DATA SHOWN Start Marker

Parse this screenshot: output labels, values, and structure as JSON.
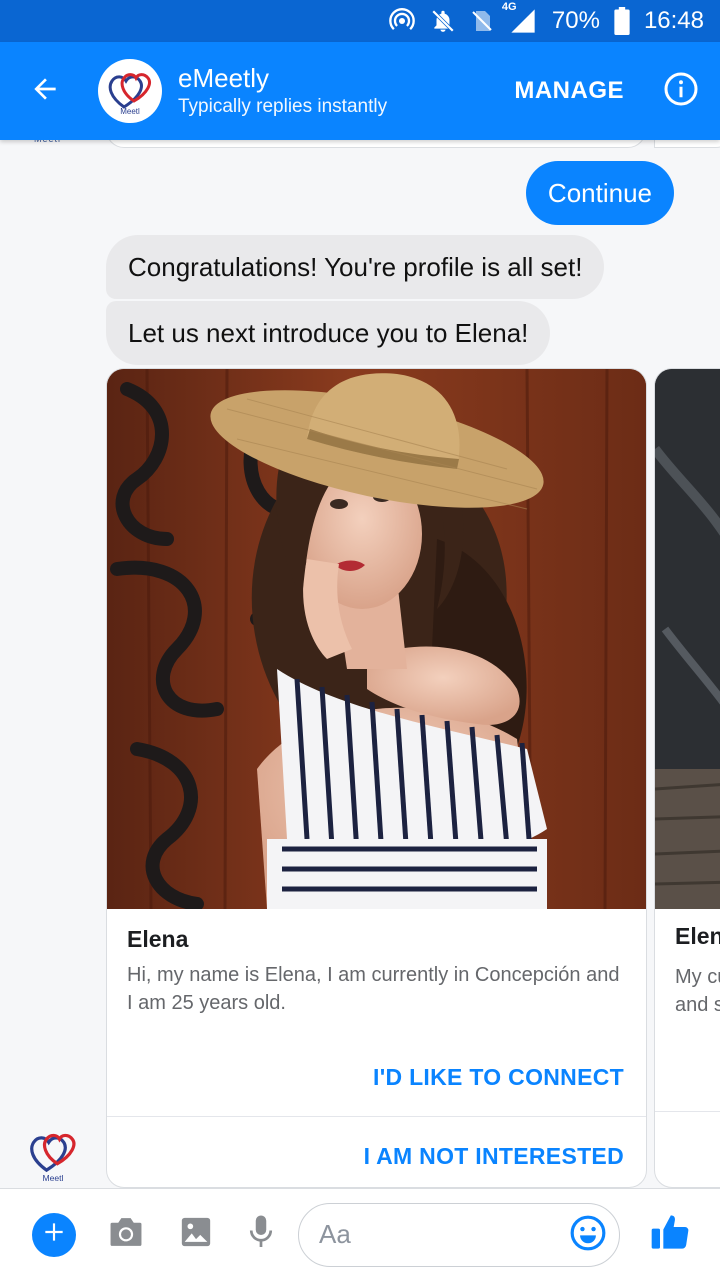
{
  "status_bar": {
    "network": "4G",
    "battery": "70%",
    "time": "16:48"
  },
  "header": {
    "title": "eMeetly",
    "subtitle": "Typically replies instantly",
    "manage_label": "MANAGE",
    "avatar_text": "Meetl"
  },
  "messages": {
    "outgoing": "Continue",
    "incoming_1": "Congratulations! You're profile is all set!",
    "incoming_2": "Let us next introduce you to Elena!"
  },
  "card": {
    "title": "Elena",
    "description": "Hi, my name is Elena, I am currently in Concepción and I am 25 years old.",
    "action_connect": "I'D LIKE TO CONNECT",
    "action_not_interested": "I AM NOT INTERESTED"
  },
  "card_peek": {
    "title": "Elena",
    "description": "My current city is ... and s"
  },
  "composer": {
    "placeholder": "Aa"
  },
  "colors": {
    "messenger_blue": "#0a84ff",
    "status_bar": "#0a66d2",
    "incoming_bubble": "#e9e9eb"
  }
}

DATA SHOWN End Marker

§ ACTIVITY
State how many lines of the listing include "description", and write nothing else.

§ COMPLETED TASK
2